     So, here's some things that we had to learn to live with.  The center hub has a semi-permanent cover which is secured with four phillips screws.  This arrangement makes cleaning of the reel almost impossible on-stream.  Over the several months that we field tested this reel, I found that while I was careful, an unexpected splash of dirty water was all that was needed to have the reel grinding and squealing in agony.  Another factor, was the tight tolerances.  This reel is certainly put together extremely well, almost too well!  While this may sound completely ironic, the model we tested had such tight tolerances and minimal allowances that when it came to dirt or ice build up, it didn't take much to effect the spool.  On an especially cold day, I accidentally splashed the reel with the smallest amount of water and it instantly locked up.  The spool was frost frozen to the back plate.  Rotating the spool, forcibly, did little to remedy the problem as the gab between the two surfaces was so thin that the water was pulled and distributed via capillary effect over a large swath of the inside rim.  Without a screwdriver, I was out of commission.  Now, we could argue that sub freezing temperatures mixed with aluminum (a heat sink) and water is a recipe for disaster when it comes to the notion of a free running bearing reel, however, I pointed this out because the amount of water was so small that other reels I've tested would have faired better. 

     The flip side of this reality is the tight tolerances prevent line trap.  This condition is caused when fishing line slips into the gap between the spool and the back plate. 

     I also noticed the holding power on the clicker is as good as most any centre-pin reel on the market, but just slightly less than what I'd prefer.
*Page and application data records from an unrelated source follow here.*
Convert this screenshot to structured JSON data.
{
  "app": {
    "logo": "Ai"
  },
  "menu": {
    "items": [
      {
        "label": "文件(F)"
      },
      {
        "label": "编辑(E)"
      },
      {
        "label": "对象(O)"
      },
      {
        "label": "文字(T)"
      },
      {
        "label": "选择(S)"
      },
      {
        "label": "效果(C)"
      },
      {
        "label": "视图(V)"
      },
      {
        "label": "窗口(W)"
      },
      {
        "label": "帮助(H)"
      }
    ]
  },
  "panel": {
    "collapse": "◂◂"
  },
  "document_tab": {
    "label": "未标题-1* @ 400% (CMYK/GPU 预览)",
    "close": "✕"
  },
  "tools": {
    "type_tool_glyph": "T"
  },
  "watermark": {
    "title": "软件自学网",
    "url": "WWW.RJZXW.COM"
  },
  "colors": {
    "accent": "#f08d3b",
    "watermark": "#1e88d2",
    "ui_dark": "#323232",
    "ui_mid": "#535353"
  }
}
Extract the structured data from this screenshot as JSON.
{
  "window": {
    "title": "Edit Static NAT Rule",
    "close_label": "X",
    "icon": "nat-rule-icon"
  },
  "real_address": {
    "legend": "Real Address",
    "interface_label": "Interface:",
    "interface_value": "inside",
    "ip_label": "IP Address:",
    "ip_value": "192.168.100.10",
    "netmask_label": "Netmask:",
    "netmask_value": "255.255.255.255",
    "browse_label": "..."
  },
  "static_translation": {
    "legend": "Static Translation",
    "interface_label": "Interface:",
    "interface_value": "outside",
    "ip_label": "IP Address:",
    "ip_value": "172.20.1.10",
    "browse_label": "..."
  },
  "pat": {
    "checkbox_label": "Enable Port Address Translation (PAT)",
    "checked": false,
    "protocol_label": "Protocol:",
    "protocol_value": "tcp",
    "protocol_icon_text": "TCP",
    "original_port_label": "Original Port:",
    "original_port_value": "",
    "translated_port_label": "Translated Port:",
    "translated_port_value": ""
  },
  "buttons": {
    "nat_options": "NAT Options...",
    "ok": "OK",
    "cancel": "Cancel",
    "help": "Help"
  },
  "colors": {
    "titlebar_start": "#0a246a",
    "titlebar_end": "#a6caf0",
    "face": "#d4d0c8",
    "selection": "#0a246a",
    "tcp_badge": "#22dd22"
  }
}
I don't require a boat winch when it comes to locking the spool down, but I felt the mechanism could use an additional pound or two of pressure behind it. Under a constant load and once the spool started spinning, the ball bearing clicker mechanism would pop in and out of the recessed "catch" holes with minimal pressure.  I also recognized the possibility of engaging the clicker mechanism in between "catch" holes.  This would result in a belief that it was fully engaged when in fact it wasn't.  A small tug would have the spool spinning under drag.  Sliding the clicker lever off and then back on and rotating the spool identified without question that it was fully engaged.  This may or may not be an issue for you and your fishing style, but I thought I'd mention this tendency regardless.


Information coming soon....

Coming soon...






copyright © 2008-10  Float Fishing Connection™


Advertise with us,

click here